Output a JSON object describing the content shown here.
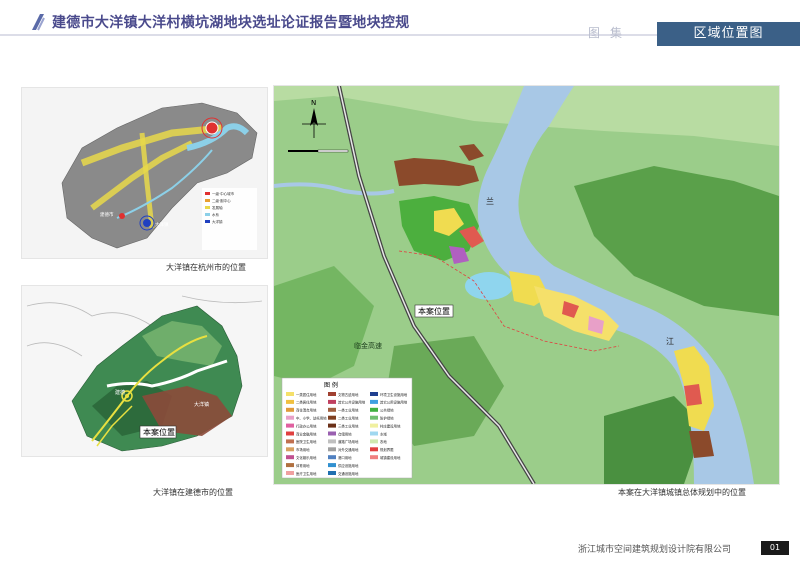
{
  "header": {
    "title": "建德市大洋镇大洋村横坑湖地块选址论证报告暨地块控规",
    "atlas_label": "图集",
    "section_tab": "区域位置图"
  },
  "maps": {
    "hangzhou": {
      "caption": "大洋镇在杭州市的位置",
      "label_city": "建德市",
      "label_town": "大洋镇"
    },
    "jiande": {
      "caption": "大洋镇在建德市的位置",
      "label_site": "本案位置",
      "label_town": "大洋镇",
      "label_city": "建德"
    },
    "plan": {
      "caption": "本案在大洋镇城镇总体规划中的位置",
      "site_label": "本案位置",
      "highway_label": "临金高速",
      "river_chars": [
        "兰",
        "江"
      ],
      "north": "N",
      "legend_title": "图 例",
      "legend_items": [
        {
          "label": "一类居住用地",
          "color": "#f5e06a"
        },
        {
          "label": "二类居住用地",
          "color": "#f0c040"
        },
        {
          "label": "商住混合用地",
          "color": "#e09a3a"
        },
        {
          "label": "中、小学、幼托用地",
          "color": "#e8a0c8"
        },
        {
          "label": "行政办公用地",
          "color": "#e060a0"
        },
        {
          "label": "商业金融用地",
          "color": "#e04040"
        },
        {
          "label": "医院卫生用地",
          "color": "#c07050"
        },
        {
          "label": "市场用地",
          "color": "#d8a060"
        },
        {
          "label": "文化娱乐用地",
          "color": "#c05090"
        },
        {
          "label": "体育用地",
          "color": "#b07040"
        },
        {
          "label": "医疗卫生用地",
          "color": "#f0a0a0"
        },
        {
          "label": "文物古迹用地",
          "color": "#a04030"
        },
        {
          "label": "其它公共设施用地",
          "color": "#c04060"
        },
        {
          "label": "一类工业用地",
          "color": "#a06040"
        },
        {
          "label": "二类工业用地",
          "color": "#804020"
        },
        {
          "label": "三类工业用地",
          "color": "#6a3018"
        },
        {
          "label": "仓储用地",
          "color": "#9a60b0"
        },
        {
          "label": "道路广场用地",
          "color": "#c0c0c0"
        },
        {
          "label": "对外交通用地",
          "color": "#a0a0a0"
        },
        {
          "label": "港口用地",
          "color": "#5080c0"
        },
        {
          "label": "供应设施用地",
          "color": "#3090d0"
        },
        {
          "label": "交通设施用地",
          "color": "#2070b0"
        },
        {
          "label": "环境卫生设施用地",
          "color": "#204090"
        },
        {
          "label": "其它公用设施用地",
          "color": "#40a0e0"
        },
        {
          "label": "公共绿地",
          "color": "#40b040"
        },
        {
          "label": "防护绿地",
          "color": "#70c070"
        },
        {
          "label": "村庄建设用地",
          "color": "#f0f0a0"
        },
        {
          "label": "水域",
          "color": "#a0d8f0"
        },
        {
          "label": "农地",
          "color": "#d0e8b0"
        },
        {
          "label": "规划界限",
          "color": "#e04040"
        },
        {
          "label": "城镇建设用地",
          "color": "#f08080"
        }
      ]
    }
  },
  "footer": {
    "company": "浙江城市空间建筑规划设计院有限公司",
    "page": "01"
  }
}
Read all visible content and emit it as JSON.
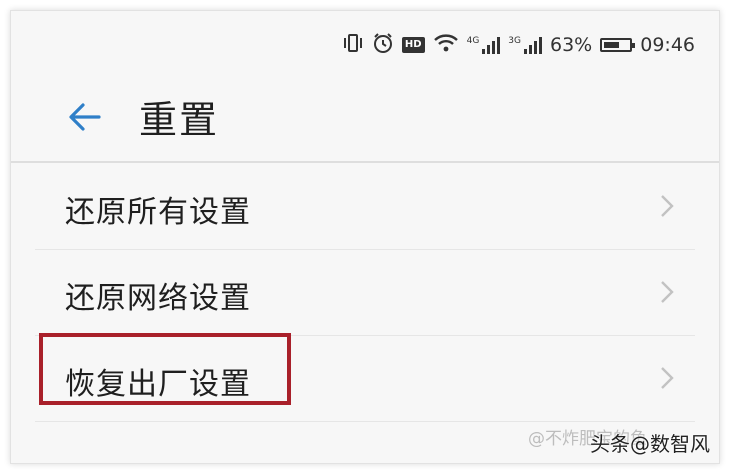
{
  "status_bar": {
    "battery_percent": "63%",
    "battery_level": 0.63,
    "time": "09:46",
    "hd_label": "HD",
    "net1": "4G",
    "net2": "3G",
    "icons": [
      "vibrate-icon",
      "alarm-icon",
      "hd-icon",
      "wifi-icon",
      "signal-icon",
      "signal-icon",
      "battery-icon"
    ]
  },
  "header": {
    "title": "重置",
    "back_icon": "back-arrow-icon",
    "accent_color": "#2f7fc8"
  },
  "list": {
    "items": [
      {
        "label": "还原所有设置"
      },
      {
        "label": "还原网络设置"
      },
      {
        "label": "恢复出厂设置"
      }
    ]
  },
  "highlight_color": "#a9202a",
  "watermark": {
    "text_a": "@不炸肥宝的鱼",
    "text_b": "头条@数智风"
  }
}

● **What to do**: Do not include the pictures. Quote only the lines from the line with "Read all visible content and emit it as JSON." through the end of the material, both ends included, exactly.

● **Result**:
Read all visible content and emit it as JSON.
{
  "status_bar": {
    "battery_percent": "63%",
    "battery_level": 0.63,
    "time": "09:46",
    "hd_label": "HD",
    "net1": "4G",
    "net2": "3G",
    "icons": [
      "vibrate-icon",
      "alarm-icon",
      "hd-icon",
      "wifi-icon",
      "signal-icon",
      "signal-icon",
      "battery-icon"
    ]
  },
  "header": {
    "title": "重置",
    "back_icon": "back-arrow-icon",
    "accent_color": "#2f7fc8"
  },
  "list": {
    "items": [
      {
        "label": "还原所有设置"
      },
      {
        "label": "还原网络设置"
      },
      {
        "label": "恢复出厂设置"
      }
    ]
  },
  "highlight_color": "#a9202a",
  "watermark": {
    "text_a": "@不炸肥宝的鱼",
    "text_b": "头条@数智风"
  }
}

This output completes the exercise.